Pictures in the listing should not be copied. Reproduce, word for word, each line from the one holding "Parse this screenshot: output" through the final line.

------ LISTED RECORDS ------

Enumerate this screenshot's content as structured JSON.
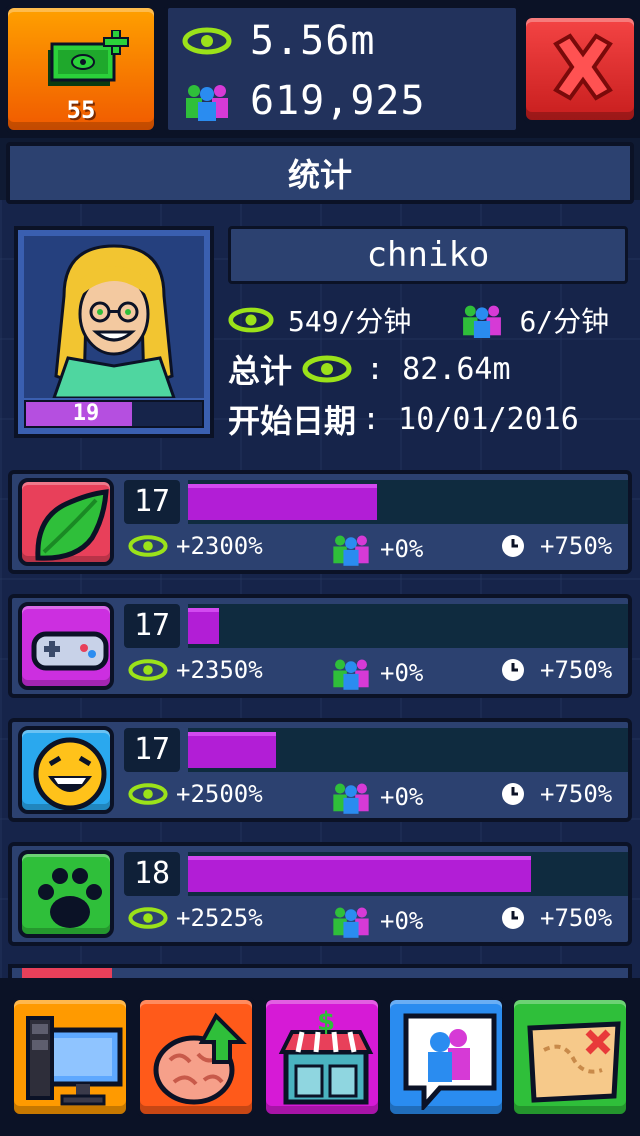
{
  "header": {
    "cash_count": "55",
    "views_total": "5.56m",
    "followers_total": "619,925"
  },
  "title": "统计",
  "profile": {
    "name": "chniko",
    "level": "19",
    "level_progress": 0.6,
    "views_rate": "549/分钟",
    "followers_rate": "6/分钟",
    "total_label": "总计",
    "total_value": ": 82.64m",
    "start_label": "开始日期",
    "start_value": ": 10/01/2016"
  },
  "categories": [
    {
      "icon": "leaf-icon",
      "color": "#e8405a",
      "level": "17",
      "progress": 0.43,
      "views_bonus": "+2300%",
      "followers_bonus": "+0%",
      "time_bonus": "+750%"
    },
    {
      "icon": "gamepad-icon",
      "color": "#cc2fe0",
      "level": "17",
      "progress": 0.07,
      "views_bonus": "+2350%",
      "followers_bonus": "+0%",
      "time_bonus": "+750%"
    },
    {
      "icon": "laughing-face-icon",
      "color": "#2aa8ee",
      "level": "17",
      "progress": 0.2,
      "views_bonus": "+2500%",
      "followers_bonus": "+0%",
      "time_bonus": "+750%"
    },
    {
      "icon": "paw-icon",
      "color": "#2fbf3a",
      "level": "18",
      "progress": 0.78,
      "views_bonus": "+2525%",
      "followers_bonus": "+0%",
      "time_bonus": "+750%"
    }
  ],
  "nav": [
    {
      "icon": "streaming-setup-icon",
      "color": "#ff9a00"
    },
    {
      "icon": "brain-upgrade-icon",
      "color": "#ff5a1a"
    },
    {
      "icon": "shop-icon",
      "color": "#d61ad6"
    },
    {
      "icon": "chat-people-icon",
      "color": "#2a8cf0"
    },
    {
      "icon": "map-icon",
      "color": "#2fbf3a"
    }
  ]
}
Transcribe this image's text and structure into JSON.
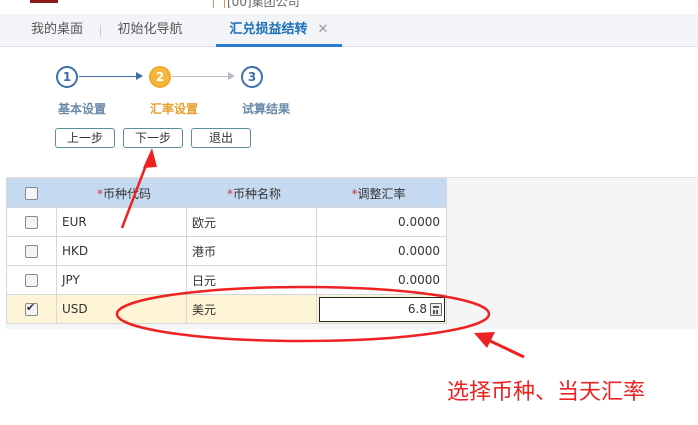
{
  "top_fragment": "[00]集团公司",
  "tabs": [
    {
      "label": "我的桌面"
    },
    {
      "label": "初始化导航"
    },
    {
      "label": "汇兑损益结转",
      "close": "✕"
    }
  ],
  "wizard": {
    "steps": [
      {
        "num": "1",
        "label": "基本设置"
      },
      {
        "num": "2",
        "label": "汇率设置"
      },
      {
        "num": "3",
        "label": "试算结果"
      }
    ],
    "current_step": 2
  },
  "buttons": {
    "prev": "上一步",
    "next": "下一步",
    "exit": "退出"
  },
  "table": {
    "required_mark": "*",
    "columns": [
      "币种代码",
      "币种名称",
      "调整汇率"
    ],
    "rows": [
      {
        "code": "EUR",
        "name": "欧元",
        "rate": "0.0000",
        "checked": false
      },
      {
        "code": "HKD",
        "name": "港币",
        "rate": "0.0000",
        "checked": false
      },
      {
        "code": "JPY",
        "name": "日元",
        "rate": "0.0000",
        "checked": false
      },
      {
        "code": "USD",
        "name": "美元",
        "rate": "6.8",
        "checked": true
      }
    ]
  },
  "annotation": {
    "text": "选择币种、当天汇率",
    "color": "#ee2222"
  },
  "colors": {
    "accent": "#2a7cd0",
    "current_step": "#f5b740",
    "header_bg": "#c5daf1",
    "selected_row": "#fdf5d6"
  }
}
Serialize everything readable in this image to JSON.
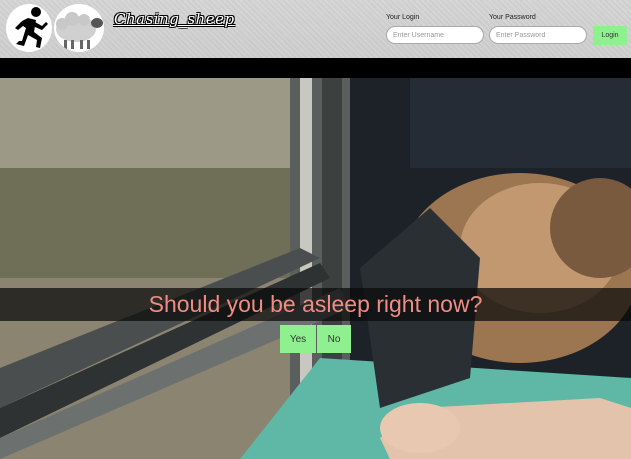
{
  "brand": {
    "name": "Chasing_sheep"
  },
  "login": {
    "login_label": "Your Login",
    "login_placeholder": "Enter Username",
    "password_label": "Your Password",
    "password_placeholder": "Enter Password",
    "button_label": "Login"
  },
  "hero": {
    "question": "Should you be asleep right now?",
    "yes_label": "Yes",
    "no_label": "No"
  },
  "colors": {
    "accent_green": "#8ff08f",
    "headline": "#f08c84"
  }
}
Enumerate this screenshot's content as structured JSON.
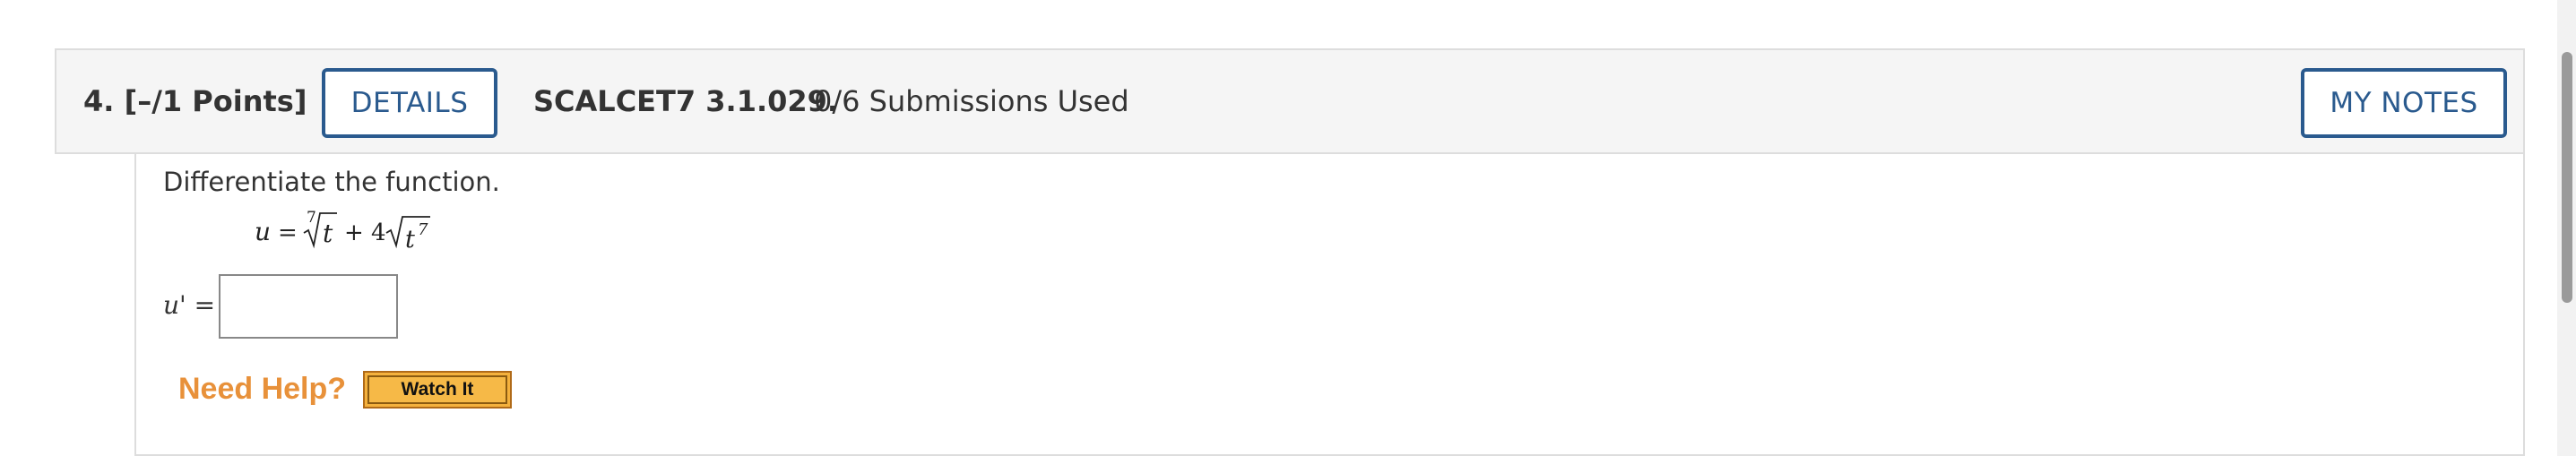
{
  "question": {
    "number_label": "4.  [–/1 Points]",
    "details_label": "DETAILS",
    "problem_code": "SCALCET7 3.1.029.",
    "submissions": "0/6 Submissions Used",
    "my_notes_label": "MY NOTES"
  },
  "body": {
    "instruction": "Differentiate the function.",
    "equation": {
      "lhs": "u",
      "equals": "=",
      "root1_index": "7",
      "root1_radicand": "t",
      "plus": "+",
      "coefficient": "4",
      "root2_base": "t",
      "root2_exponent": "7"
    },
    "answer_label": "u' =",
    "answer_value": "",
    "need_help": "Need Help?",
    "watch_it": "Watch It"
  },
  "colors": {
    "header_bg": "#f5f5f5",
    "button_blue": "#2a5a8e",
    "need_help_orange": "#e8913a",
    "watch_it_gold": "#f4b13d"
  },
  "icons": {
    "scrollbar": "vertical-scrollbar"
  }
}
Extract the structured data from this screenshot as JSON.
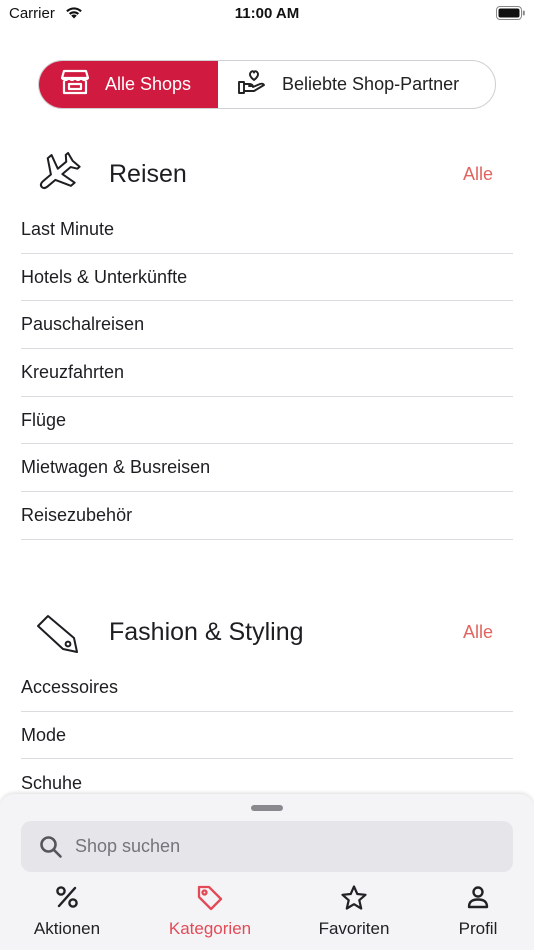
{
  "status_bar": {
    "carrier": "Carrier",
    "time": "11:00 AM"
  },
  "segment": {
    "active_label": "Alle Shops",
    "inactive_label": "Beliebte Shop-Partner",
    "active_icon": "storefront-icon",
    "inactive_icon": "hand-heart-icon"
  },
  "sections": [
    {
      "title": "Reisen",
      "all_label": "Alle",
      "icon": "airplane-icon",
      "items": [
        "Last Minute",
        "Hotels & Unterkünfte",
        "Pauschalreisen",
        "Kreuzfahrten",
        "Flüge",
        "Mietwagen & Busreisen",
        "Reisezubehör"
      ]
    },
    {
      "title": "Fashion & Styling",
      "all_label": "Alle",
      "icon": "tag-icon",
      "items": [
        "Accessoires",
        "Mode",
        "Schuhe"
      ]
    }
  ],
  "search": {
    "placeholder": "Shop suchen"
  },
  "tabs": [
    {
      "label": "Aktionen",
      "icon": "percent-icon",
      "active": false
    },
    {
      "label": "Kategorien",
      "icon": "tag-icon",
      "active": true
    },
    {
      "label": "Favoriten",
      "icon": "star-icon",
      "active": false
    },
    {
      "label": "Profil",
      "icon": "person-icon",
      "active": false
    }
  ],
  "colors": {
    "accent": "#d11a3f",
    "link": "#e06560",
    "active_tab": "#e34a57"
  }
}
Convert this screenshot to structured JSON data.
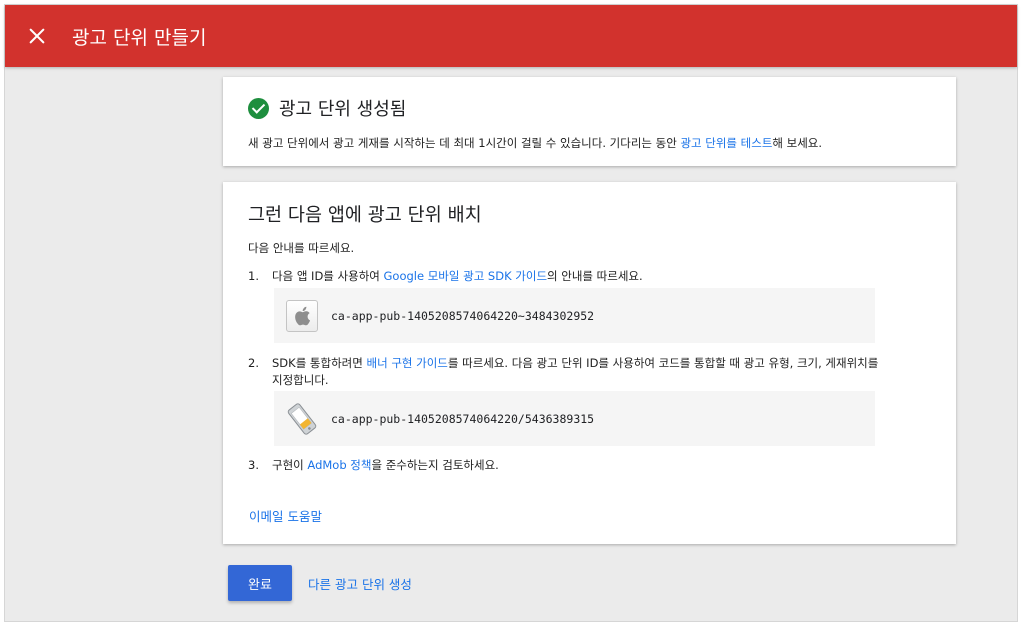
{
  "header": {
    "title": "광고 단위 만들기"
  },
  "created_card": {
    "title": "광고 단위 생성됨",
    "desc_before": "새 광고 단위에서 광고 게재를 시작하는 데 최대 1시간이 걸릴 수 있습니다. 기다리는 동안 ",
    "desc_link": "광고 단위를 테스트",
    "desc_after": "해 보세요."
  },
  "placement_card": {
    "title": "그런 다음 앱에 광고 단위 배치",
    "intro": "다음 안내를 따르세요.",
    "steps": [
      {
        "num": "1.",
        "before": "다음 앱 ID를 사용하여 ",
        "link": "Google 모바일 광고 SDK 가이드",
        "after": "의 안내를 따르세요.",
        "id_value": "ca-app-pub-1405208574064220~3484302952",
        "icon": "apple-icon"
      },
      {
        "num": "2.",
        "before": "SDK를 통합하려면 ",
        "link": "배너 구현 가이드",
        "after": "를 따르세요. 다음 광고 단위 ID를 사용하여 코드를 통합할 때 광고 유형, 크기, 게재위치를 지정합니다.",
        "id_value": "ca-app-pub-1405208574064220/5436389315",
        "icon": "banner-ad-icon"
      },
      {
        "num": "3.",
        "before": "구현이 ",
        "link": "AdMob 정책",
        "after": "을 준수하는지 검토하세요."
      }
    ],
    "email_help": "이메일 도움말"
  },
  "actions": {
    "done": "완료",
    "create_another": "다른 광고 단위 생성"
  },
  "colors": {
    "header_bg": "#d2322d",
    "link": "#1a73e8",
    "primary_button": "#3367d6",
    "success": "#1e8e3e"
  }
}
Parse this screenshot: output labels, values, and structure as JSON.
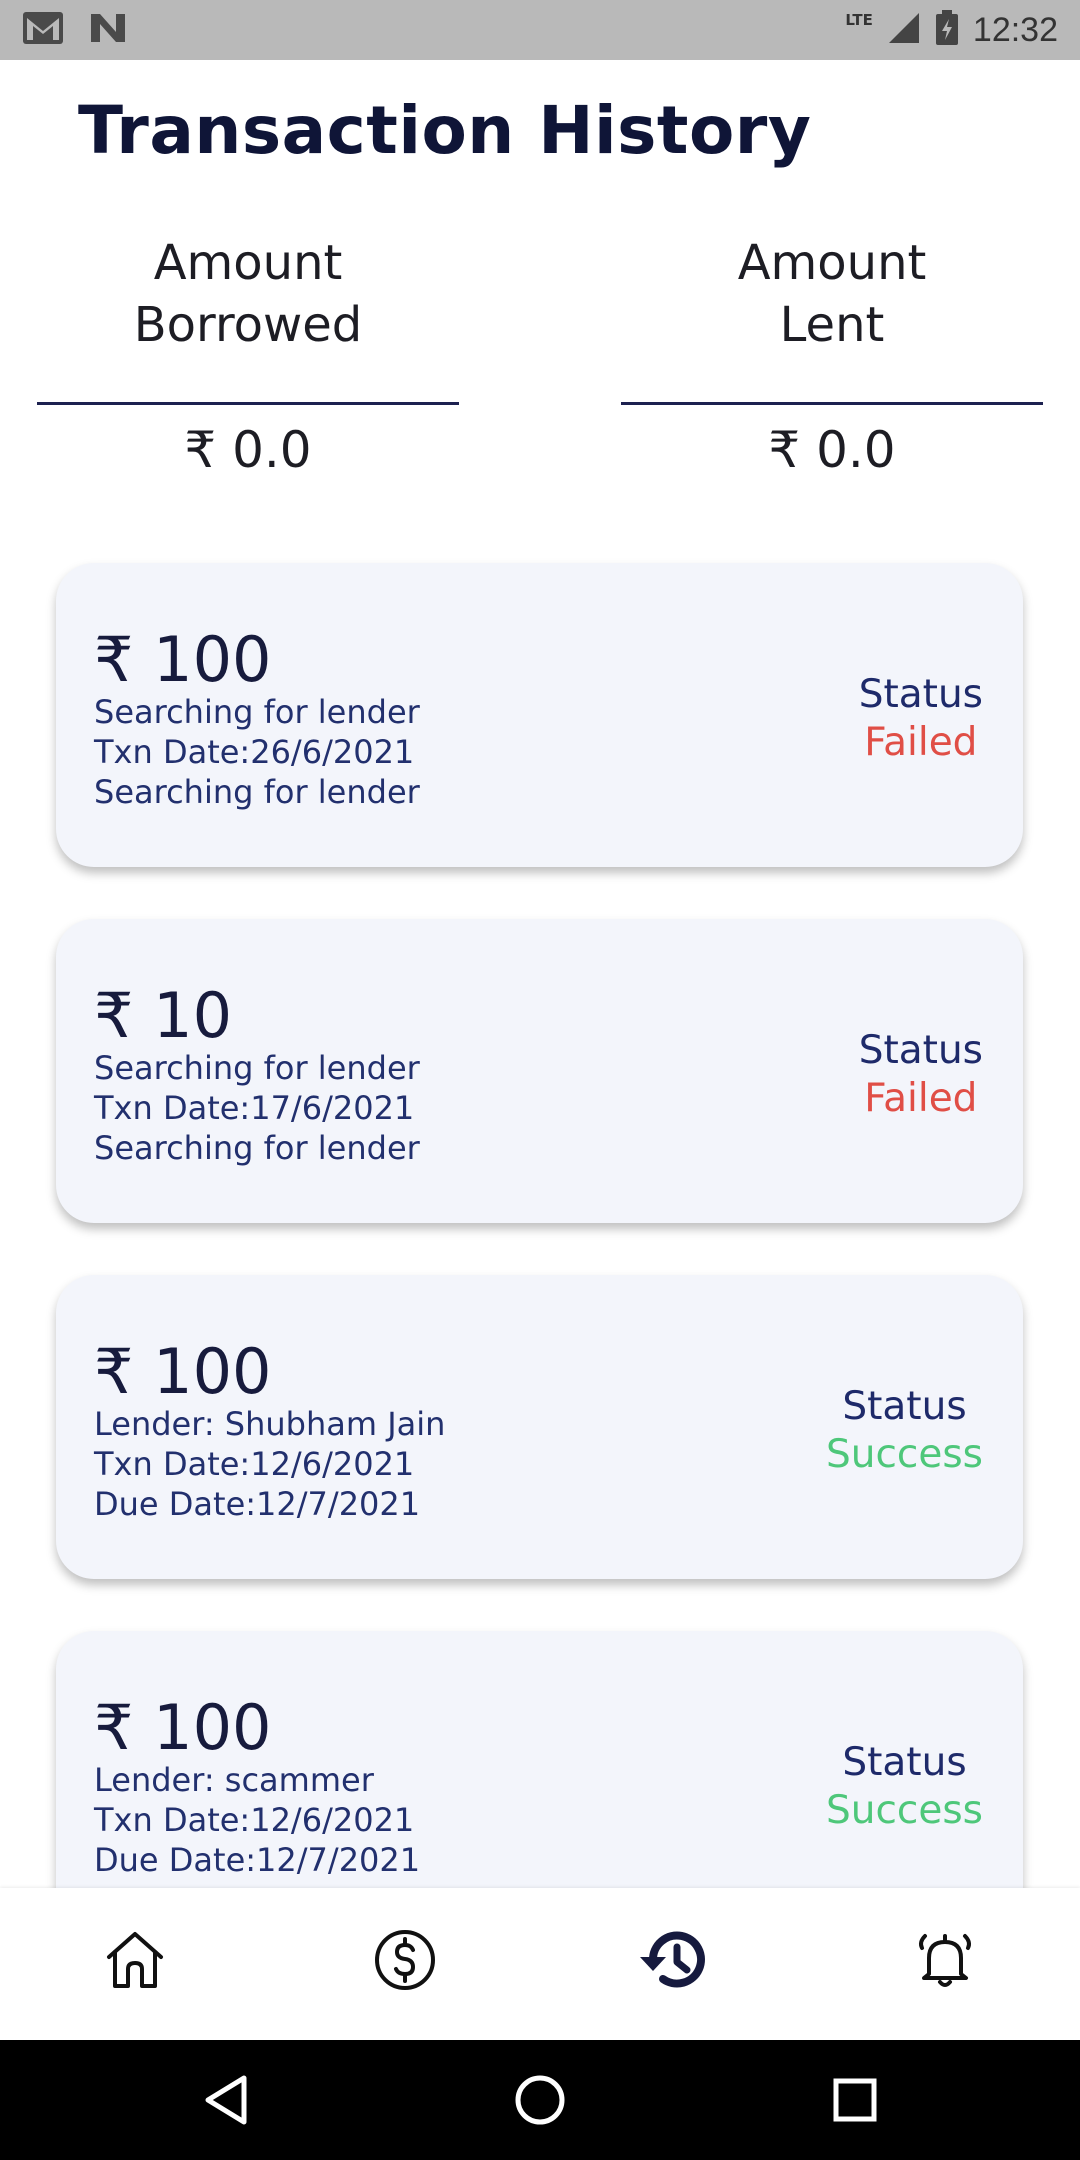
{
  "status_bar": {
    "time": "12:32",
    "network": "LTE"
  },
  "header": {
    "title": "Transaction History"
  },
  "summary": {
    "borrowed": {
      "label_line1": "Amount",
      "label_line2": "Borrowed",
      "value": "₹ 0.0"
    },
    "lent": {
      "label_line1": "Amount",
      "label_line2": "Lent",
      "value": "₹ 0.0"
    }
  },
  "transactions": [
    {
      "amount": "₹ 100",
      "line1": "Searching for lender",
      "line2": "Txn Date:26/6/2021",
      "line3": "Searching for lender",
      "status_label": "Status",
      "status": "Failed"
    },
    {
      "amount": "₹ 10",
      "line1": "Searching for lender",
      "line2": "Txn Date:17/6/2021",
      "line3": "Searching for lender",
      "status_label": "Status",
      "status": "Failed"
    },
    {
      "amount": "₹ 100",
      "line1": "Lender: Shubham Jain",
      "line2": "Txn Date:12/6/2021",
      "line3": "Due Date:12/7/2021",
      "status_label": "Status",
      "status": "Success"
    },
    {
      "amount": "₹ 100",
      "line1": "Lender: scammer",
      "line2": "Txn Date:12/6/2021",
      "line3": "Due Date:12/7/2021",
      "status_label": "Status",
      "status": "Success"
    }
  ],
  "bottom_nav": {
    "items": [
      {
        "icon": "home-icon",
        "active": false
      },
      {
        "icon": "dollar-circle-icon",
        "active": false
      },
      {
        "icon": "history-icon",
        "active": true
      },
      {
        "icon": "bell-icon",
        "active": false
      }
    ]
  },
  "colors": {
    "failed": "#e04e46",
    "success": "#4ec77a",
    "card_bg": "#f3f5fb",
    "title": "#0f1537"
  }
}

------

### WRITTEN ANSWER
Parse this screenshot: output labels, values, and structure as JSON.
{
  "status_bar": {
    "time": "12:32",
    "network": "LTE"
  },
  "header": {
    "title": "Transaction History"
  },
  "summary": {
    "borrowed": {
      "label_line1": "Amount",
      "label_line2": "Borrowed",
      "value": "₹ 0.0"
    },
    "lent": {
      "label_line1": "Amount",
      "label_line2": "Lent",
      "value": "₹ 0.0"
    }
  },
  "transactions": [
    {
      "amount": "₹ 100",
      "line1": "Searching for lender",
      "line2": "Txn Date:26/6/2021",
      "line3": "Searching for lender",
      "status_label": "Status",
      "status": "Failed"
    },
    {
      "amount": "₹ 10",
      "line1": "Searching for lender",
      "line2": "Txn Date:17/6/2021",
      "line3": "Searching for lender",
      "status_label": "Status",
      "status": "Failed"
    },
    {
      "amount": "₹ 100",
      "line1": "Lender: Shubham Jain",
      "line2": "Txn Date:12/6/2021",
      "line3": "Due Date:12/7/2021",
      "status_label": "Status",
      "status": "Success"
    },
    {
      "amount": "₹ 100",
      "line1": "Lender: scammer",
      "line2": "Txn Date:12/6/2021",
      "line3": "Due Date:12/7/2021",
      "status_label": "Status",
      "status": "Success"
    }
  ],
  "bottom_nav": {
    "items": [
      {
        "icon": "home-icon",
        "active": false
      },
      {
        "icon": "dollar-circle-icon",
        "active": false
      },
      {
        "icon": "history-icon",
        "active": true
      },
      {
        "icon": "bell-icon",
        "active": false
      }
    ]
  },
  "colors": {
    "failed": "#e04e46",
    "success": "#4ec77a",
    "card_bg": "#f3f5fb",
    "title": "#0f1537"
  }
}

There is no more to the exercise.